The captain yells “Hold on”, revs up the engine and we are off. The salty wind burns my face as we quickly race from shore. With each swell, the small boat violently bounces, like an old jalopy on a dirt road. I am nervous and excited all at the same time. It has been a long time since my last dive. Not since Lake Tenkiller, not since Barry.
I watch the shore grow smaller in the distance, becoming nothing more than a speck on the horizon. After a quick ten minute ride, the boat slows as it approaches the designated dive spot, then comes to a stop. The boat continues to bounce, making it hard to keep my balance as I assemble my gear. Another diver helps with me with my equipment and I return the favor. Before the dive begins, the master gives us some last minute instructions, preparing us for what we will encounter. I listen, but my mind drifts back to the day I received my advanced certification. It was my first deep dive, 80 feet. The dive master warned me that sometimes the change in depth has an intoxicating effect, called narcosis. We had gone down 50 or 60 feet when I started coughing. My breathing regulator was no longer in my mouth and I felt like I was drinking the entire lake. Noticing something was wrong, my instructor quickly placed the regulator back in my mouth and started our ascent to the surface. I kept thinking that I must be drowning, but at the same time I was aware that I was OK. Other than coughing up water the rest of the day, I was fine. But the fear of drowning grips me hard and I push through it.
The tepid water of the Caribbean warms me as I descend into the sea. My buoyancy control device, called a BCD, keeps me afloat as I clear my mask with spit and fit it to my face. Thumbs up and we are ready. I release the air from my BCD and the dive weights cause me to sink. The light dims but I look up to see the glare of bright sunlight at the surface. As I descend, the change in pressure clogs my ears. I hold my nose and blow, causing my ears to pop. The only sound I hear, however, is the rough sound of my breathing, amplified by the regulator. We do not touch bottom for fear of damaging the corals. It’s hard to believe the reef is a living thing. I notice the life around me. Thin finger-like blades of sea grass grows through the fine white sand and dance in the gentle breeze of our passing . Vibrant colors of coral catch my eye. Rustic reds, bright yellows and pale browns cover the bottom. A lacy purple fan stands out from the rest and becomes my favorite. Brightly colored parrot fish dart past me. I try to take a picture but they are much too quick. Reluctantly, I point and shoot, hoping that I get lucky.
I have never dived the Caribbean. The closest I have come to experiencing the perfect view of the ocean is snorkeling in Honduras. But that is only an appetizer, enough to wet my appetite for a grander feast.

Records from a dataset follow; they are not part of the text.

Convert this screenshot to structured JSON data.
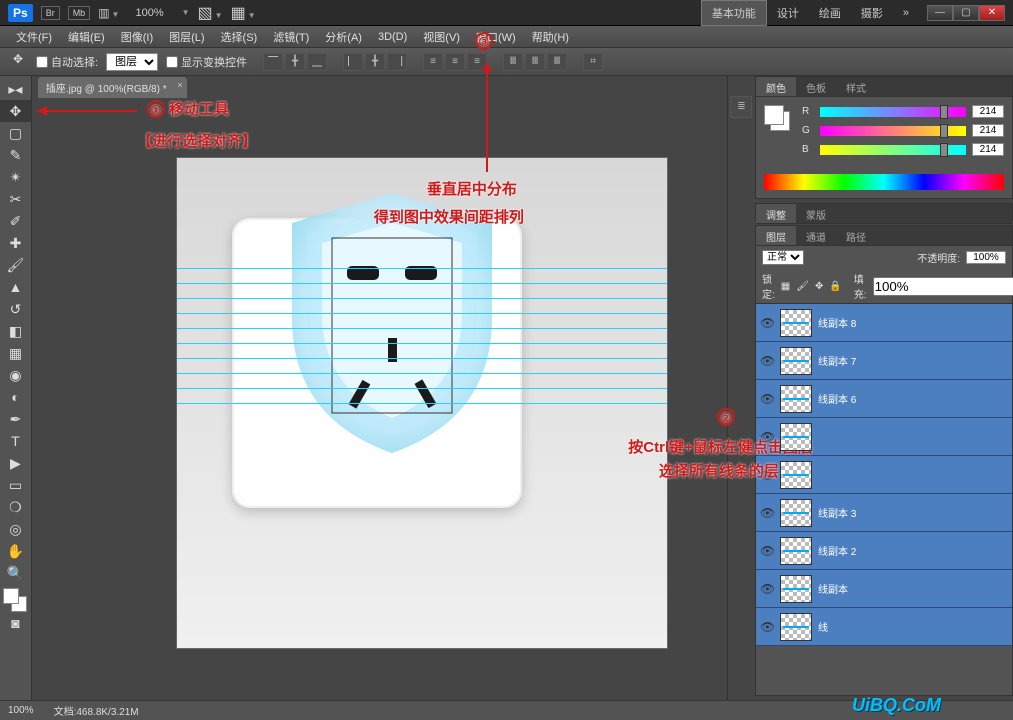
{
  "topbar": {
    "logo": "Ps",
    "boxes": [
      "Br",
      "Mb"
    ],
    "zoom": "100%",
    "workspaces": [
      "基本功能",
      "设计",
      "绘画",
      "摄影",
      "»"
    ],
    "active_ws": 0
  },
  "menus": [
    "文件(F)",
    "编辑(E)",
    "图像(I)",
    "图层(L)",
    "选择(S)",
    "滤镜(T)",
    "分析(A)",
    "3D(D)",
    "视图(V)",
    "窗口(W)",
    "帮助(H)"
  ],
  "options": {
    "auto_select": "自动选择:",
    "select_target": "图层",
    "show_transform": "显示变换控件"
  },
  "doc_tab": "插座.jpg @ 100%(RGB/8) *",
  "annotations": {
    "step1_num": "①",
    "step1": "移动工具",
    "step1_sub": "【进行选择对齐】",
    "step2_num": "②",
    "step2a": "按Ctrl键+鼠标左健点击图层",
    "step2b": "选择所有线条的层",
    "step3_num": "③",
    "step3a": "垂直居中分布",
    "step3b": "得到图中效果间距排列"
  },
  "color_panel": {
    "tabs": [
      "颜色",
      "色板",
      "样式"
    ],
    "r_label": "R",
    "r_val": "214",
    "g_label": "G",
    "g_val": "214",
    "b_label": "B",
    "b_val": "214"
  },
  "adjust_panel": {
    "tabs": [
      "调整",
      "蒙版"
    ]
  },
  "layers_panel": {
    "tabs": [
      "图层",
      "通道",
      "路径"
    ],
    "blend": "正常",
    "opacity_label": "不透明度:",
    "opacity_val": "100%",
    "lock_label": "锁定:",
    "fill_label": "填充:",
    "fill_val": "100%",
    "layers": [
      "线副本 8",
      "线副本 7",
      "线副本 6",
      "",
      "",
      "线副本 3",
      "线副本 2",
      "线副本",
      "线"
    ]
  },
  "statusbar": {
    "zoom": "100%",
    "doc": "文档:468.8K/3.21M"
  },
  "watermark": "UiBQ.CoM"
}
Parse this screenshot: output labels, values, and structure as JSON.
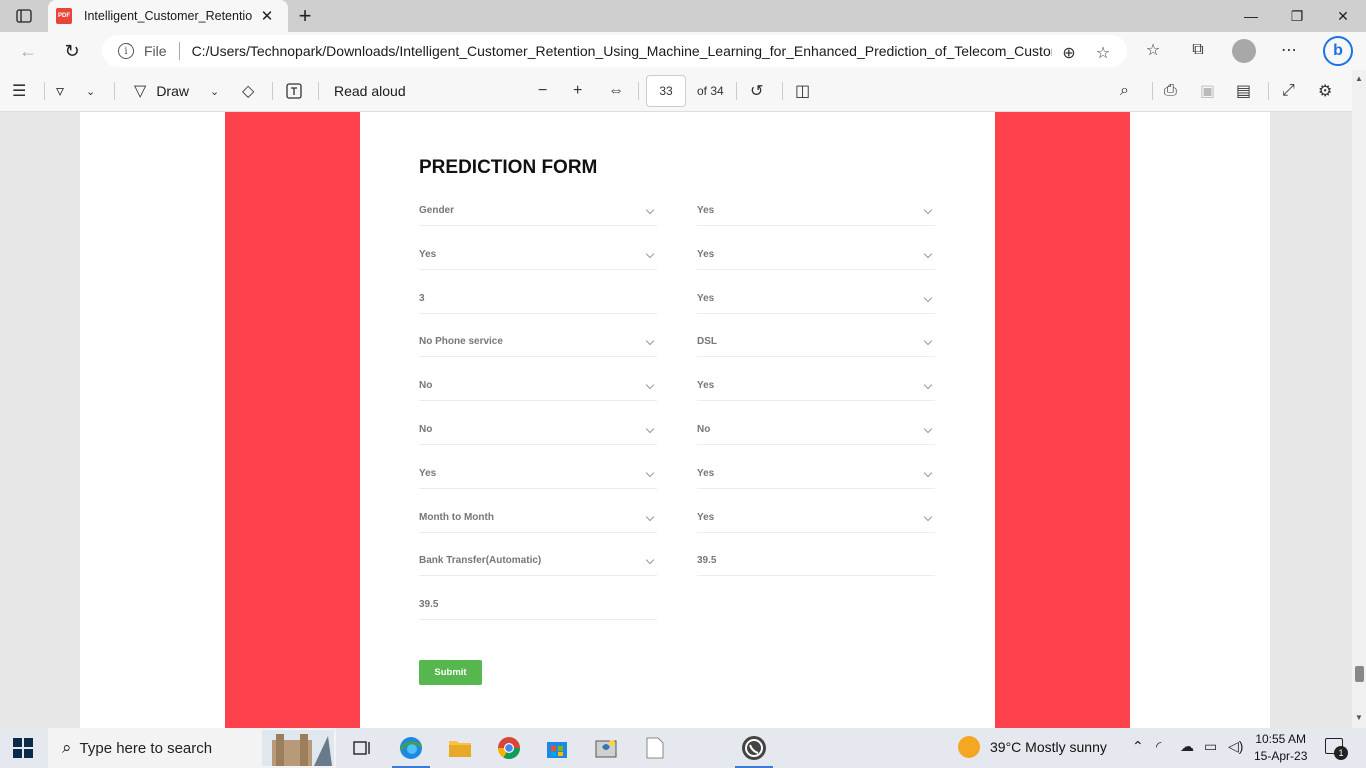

I don’t know why I am so fascinated with the sea. Maybe being born under the sign of Aquarius had something to do with. But the sea, the ocean, it is like an enchanted kingdom. There is a calmness under the water. Worries disappear and all that matters is right in front of your eyes. I hope one day to be lucky enough to experience it firsthand.